• Task description: Return each line of the entries that mentions the word "example".

Dataset items
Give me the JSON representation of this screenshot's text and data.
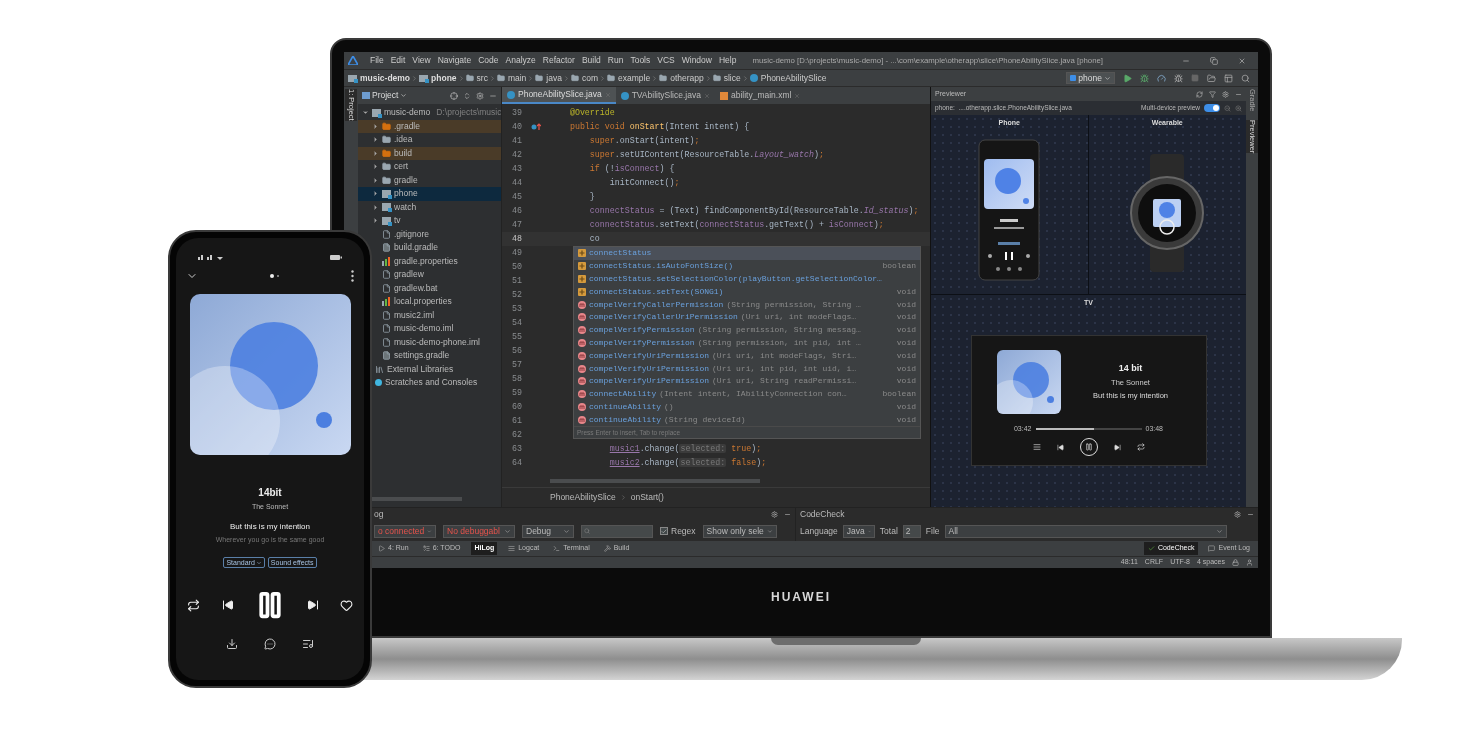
{
  "window": {
    "title": "music-demo [D:\\projects\\music-demo] - ...\\com\\example\\otherapp\\slice\\PhoneAbilitySlice.java [phone]"
  },
  "menu": [
    "File",
    "Edit",
    "View",
    "Navigate",
    "Code",
    "Analyze",
    "Refactor",
    "Build",
    "Run",
    "Tools",
    "VCS",
    "Window",
    "Help"
  ],
  "breadcrumbs": [
    {
      "label": "music-demo",
      "kind": "module"
    },
    {
      "label": "phone",
      "kind": "module"
    },
    {
      "label": "src",
      "kind": "folder"
    },
    {
      "label": "main",
      "kind": "folder"
    },
    {
      "label": "java",
      "kind": "folder"
    },
    {
      "label": "com",
      "kind": "folder"
    },
    {
      "label": "example",
      "kind": "folder"
    },
    {
      "label": "otherapp",
      "kind": "folder"
    },
    {
      "label": "slice",
      "kind": "folder"
    },
    {
      "label": "PhoneAbilitySlice",
      "kind": "class"
    }
  ],
  "device_selector": "phone",
  "left_side_tabs": [
    {
      "label": "1: Project",
      "selected": true
    }
  ],
  "project_panel": {
    "title": "Project",
    "tree": [
      {
        "label": "music-demo",
        "path": "D:\\projects\\music",
        "kind": "module",
        "expanded": true,
        "selected": false,
        "children": [
          {
            "label": ".gradle",
            "kind": "excluded",
            "expanded": false,
            "selected": false
          },
          {
            "label": ".idea",
            "kind": "folder",
            "expanded": false,
            "selected": false
          },
          {
            "label": "build",
            "kind": "excluded",
            "expanded": false,
            "selected": false
          },
          {
            "label": "cert",
            "kind": "folder",
            "expanded": false,
            "selected": false
          },
          {
            "label": "gradle",
            "kind": "folder",
            "expanded": false,
            "selected": false
          },
          {
            "label": "phone",
            "kind": "module",
            "expanded": false,
            "selected": true
          },
          {
            "label": "watch",
            "kind": "module",
            "expanded": false,
            "selected": false
          },
          {
            "label": "tv",
            "kind": "module",
            "expanded": false,
            "selected": false
          },
          {
            "label": ".gitignore",
            "kind": "file",
            "selected": false
          },
          {
            "label": "build.gradle",
            "kind": "gradle",
            "selected": false
          },
          {
            "label": "gradle.properties",
            "kind": "properties",
            "selected": false
          },
          {
            "label": "gradlew",
            "kind": "file",
            "selected": false
          },
          {
            "label": "gradlew.bat",
            "kind": "file",
            "selected": false
          },
          {
            "label": "local.properties",
            "kind": "properties",
            "selected": false
          },
          {
            "label": "music2.iml",
            "kind": "file",
            "selected": false
          },
          {
            "label": "music-demo.iml",
            "kind": "file",
            "selected": false
          },
          {
            "label": "music-demo-phone.iml",
            "kind": "file",
            "selected": false
          },
          {
            "label": "settings.gradle",
            "kind": "gradle",
            "selected": false
          }
        ]
      },
      {
        "label": "External Libraries",
        "kind": "library",
        "selected": false
      },
      {
        "label": "Scratches and Consoles",
        "kind": "scratches",
        "selected": false
      }
    ]
  },
  "editor_tabs": [
    {
      "label": "PhoneAbilitySlice.java",
      "kind": "class",
      "selected": true
    },
    {
      "label": "TVAbilitySlice.java",
      "kind": "class",
      "selected": false
    },
    {
      "label": "ability_main.xml",
      "kind": "xml",
      "selected": false
    }
  ],
  "code_lines": [
    {
      "number": "39",
      "override_mark": false,
      "current": false,
      "tokens": [
        {
          "kind": "annotation",
          "text": "    @Override"
        }
      ]
    },
    {
      "number": "40",
      "override_mark": true,
      "current": false,
      "tokens": [
        {
          "kind": "keyword",
          "text": "    public void "
        },
        {
          "kind": "method",
          "text": "onStart"
        },
        {
          "kind": "plain",
          "text": "(Intent intent) {"
        }
      ]
    },
    {
      "number": "41",
      "override_mark": false,
      "current": false,
      "tokens": [
        {
          "kind": "keyword",
          "text": "        super"
        },
        {
          "kind": "plain",
          "text": ".onStart(intent)"
        },
        {
          "kind": "keyword",
          "text": ";"
        }
      ]
    },
    {
      "number": "42",
      "override_mark": false,
      "current": false,
      "tokens": [
        {
          "kind": "keyword",
          "text": "        super"
        },
        {
          "kind": "plain",
          "text": ".setUIContent(ResourceTable."
        },
        {
          "kind": "constant",
          "text": "Layout_watch"
        },
        {
          "kind": "plain",
          "text": ")"
        },
        {
          "kind": "keyword",
          "text": ";"
        }
      ]
    },
    {
      "number": "43",
      "override_mark": false,
      "current": false,
      "tokens": [
        {
          "kind": "keyword",
          "text": "        if "
        },
        {
          "kind": "plain",
          "text": "(!"
        },
        {
          "kind": "field",
          "text": "isConnect"
        },
        {
          "kind": "plain",
          "text": ") {"
        }
      ]
    },
    {
      "number": "44",
      "override_mark": false,
      "current": false,
      "tokens": [
        {
          "kind": "plain",
          "text": "            initConnect()"
        },
        {
          "kind": "keyword",
          "text": ";"
        }
      ]
    },
    {
      "number": "45",
      "override_mark": false,
      "current": false,
      "tokens": [
        {
          "kind": "plain",
          "text": "        }"
        }
      ]
    },
    {
      "number": "46",
      "override_mark": false,
      "current": false,
      "tokens": [
        {
          "kind": "field",
          "text": "        connectStatus"
        },
        {
          "kind": "plain",
          "text": " = (Text) findComponentById(ResourceTable."
        },
        {
          "kind": "constant",
          "text": "Id_status"
        },
        {
          "kind": "plain",
          "text": ")"
        },
        {
          "kind": "keyword",
          "text": ";"
        }
      ]
    },
    {
      "number": "47",
      "override_mark": false,
      "current": false,
      "tokens": [
        {
          "kind": "field",
          "text": "        connectStatus"
        },
        {
          "kind": "plain",
          "text": ".setText("
        },
        {
          "kind": "field",
          "text": "connectStatus"
        },
        {
          "kind": "plain",
          "text": ".getText() + "
        },
        {
          "kind": "field",
          "text": "isConnect"
        },
        {
          "kind": "plain",
          "text": ")"
        },
        {
          "kind": "keyword",
          "text": ";"
        }
      ]
    },
    {
      "number": "48",
      "override_mark": false,
      "current": true,
      "tokens": [
        {
          "kind": "plain",
          "text": "        co"
        }
      ]
    },
    {
      "number": "49",
      "override_mark": false,
      "current": false
    },
    {
      "number": "50",
      "override_mark": false,
      "current": false
    },
    {
      "number": "51",
      "override_mark": false,
      "current": false
    },
    {
      "number": "52",
      "override_mark": false,
      "current": false
    },
    {
      "number": "53",
      "override_mark": false,
      "current": false
    },
    {
      "number": "54",
      "override_mark": false,
      "current": false
    },
    {
      "number": "55",
      "override_mark": false,
      "current": false
    },
    {
      "number": "56",
      "override_mark": false,
      "current": false
    },
    {
      "number": "57",
      "override_mark": false,
      "current": false
    },
    {
      "number": "58",
      "override_mark": false,
      "current": false
    },
    {
      "number": "59",
      "override_mark": false,
      "current": false
    },
    {
      "number": "60",
      "override_mark": false,
      "current": false
    },
    {
      "number": "61",
      "override_mark": false,
      "current": false
    },
    {
      "number": "62",
      "override_mark": false,
      "current": false
    },
    {
      "number": "63",
      "override_mark": false,
      "current": false,
      "tokens": [
        {
          "kind": "link",
          "text": "            music1"
        },
        {
          "kind": "plain",
          "text": ".change("
        },
        {
          "kind": "hint",
          "text": "selected:"
        },
        {
          "kind": "keyword",
          "text": " true"
        },
        {
          "kind": "plain",
          "text": ")"
        },
        {
          "kind": "keyword",
          "text": ";"
        }
      ]
    },
    {
      "number": "64",
      "override_mark": false,
      "current": false,
      "tokens": [
        {
          "kind": "link",
          "text": "            music2"
        },
        {
          "kind": "plain",
          "text": ".change("
        },
        {
          "kind": "hint",
          "text": "selected:"
        },
        {
          "kind": "keyword",
          "text": " false"
        },
        {
          "kind": "plain",
          "text": ")"
        },
        {
          "kind": "keyword",
          "text": ";"
        }
      ]
    }
  ],
  "completion": {
    "items": [
      {
        "kind": "field",
        "name": "connectStatus",
        "selected": true
      },
      {
        "kind": "field",
        "name": "connectStatus.isAutoFontSize()",
        "type": "boolean",
        "selected": false
      },
      {
        "kind": "field",
        "name": "connectStatus.setSelectionColor(playButton.getSelectionColor…",
        "selected": false
      },
      {
        "kind": "field",
        "name": "connectStatus.setText(SONG1)",
        "type": "void",
        "selected": false
      },
      {
        "kind": "method",
        "name": "compelVerifyCallerPermission",
        "params": "(String permission, String …",
        "type": "void",
        "selected": false
      },
      {
        "kind": "method",
        "name": "compelVerifyCallerUriPermission",
        "params": "(Uri uri, int modeFlags…",
        "type": "void",
        "selected": false
      },
      {
        "kind": "method",
        "name": "compelVerifyPermission",
        "params": "(String permission, String messag…",
        "type": "void",
        "selected": false
      },
      {
        "kind": "method",
        "name": "compelVerifyPermission",
        "params": "(String permission, int pid, int …",
        "type": "void",
        "selected": false
      },
      {
        "kind": "method",
        "name": "compelVerifyUriPermission",
        "params": "(Uri uri, int modeFlags, Stri…",
        "type": "void",
        "selected": false
      },
      {
        "kind": "method",
        "name": "compelVerifyUriPermission",
        "params": "(Uri uri, int pid, int uid, i…",
        "type": "void",
        "selected": false
      },
      {
        "kind": "method",
        "name": "compelVerifyUriPermission",
        "params": "(Uri uri, String readPermissi…",
        "type": "void",
        "selected": false
      },
      {
        "kind": "method",
        "name": "connectAbility",
        "params": "(Intent intent, IAbilityConnection con…",
        "type": "boolean",
        "selected": false
      },
      {
        "kind": "method",
        "name": "continueAbility",
        "params": "()",
        "type": "void",
        "selected": false
      },
      {
        "kind": "method",
        "name": "continueAbility",
        "params": "(String deviceId)",
        "type": "void",
        "selected": false
      }
    ],
    "hint": "Press Enter to insert, Tab to replace"
  },
  "editor_breadcrumb": [
    "PhoneAbilitySlice",
    "onStart()"
  ],
  "previewer": {
    "title": "Previewer",
    "file": "phone:  ....otherapp.slice.PhoneAbilitySlice.java",
    "multi_device": {
      "label": "Multi-device preview",
      "on": true
    },
    "devices": [
      {
        "label": "Phone",
        "kind": "phone"
      },
      {
        "label": "Wearable",
        "kind": "watch"
      }
    ],
    "tv": {
      "label": "TV",
      "title": "14 bit",
      "artist": "The Sonnet",
      "lyric": "But this is my intention",
      "elapsed": "03:42",
      "total": "03:48",
      "level": 0.55
    }
  },
  "right_side_tabs": [
    {
      "label": "Gradle",
      "selected": false
    },
    {
      "label": "Previewer",
      "selected": true
    }
  ],
  "hilog": {
    "title": "og",
    "device": "o connected",
    "process": "No debuggabl",
    "log_level": "Debug",
    "regex": {
      "label": "Regex",
      "checked": true
    },
    "filter": "Show only sele"
  },
  "codecheck": {
    "title": "CodeCheck",
    "language_label": "Language",
    "language": "Java",
    "total_label": "Total",
    "total": "2",
    "file_label": "File",
    "file": "All"
  },
  "tool_tabs_left": [
    {
      "label": "4: Run",
      "kind": "run",
      "selected": false
    },
    {
      "label": "6: TODO",
      "kind": "todo",
      "selected": false
    },
    {
      "label": "HiLog",
      "kind": "none",
      "selected": true
    },
    {
      "label": "Logcat",
      "kind": "log",
      "selected": false
    },
    {
      "label": "Terminal",
      "kind": "terminal",
      "selected": false
    },
    {
      "label": "Build",
      "kind": "build",
      "selected": false
    }
  ],
  "tool_tabs_right": [
    {
      "label": "CodeCheck",
      "kind": "check",
      "selected": true
    },
    {
      "label": "Event Log",
      "kind": "event",
      "selected": false
    }
  ],
  "status_bar": [
    "48:11",
    "CRLF",
    "UTF-8",
    "4 spaces"
  ],
  "laptop": {
    "brand": "HUAWEI"
  },
  "phone": {
    "title": "14bit",
    "artist": "The Sonnet",
    "lyric": "But this is my intention",
    "next_lyric": "Wherever you go is the same good",
    "tags": [
      "Standard",
      "Sound effects"
    ]
  }
}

• Output:
    "title": "music-demo [D:\\projects\\music-demo] - ...\\com\\example\\otherapp\\slice\\PhoneAbilitySlice.java [phone]"
      "label": "example",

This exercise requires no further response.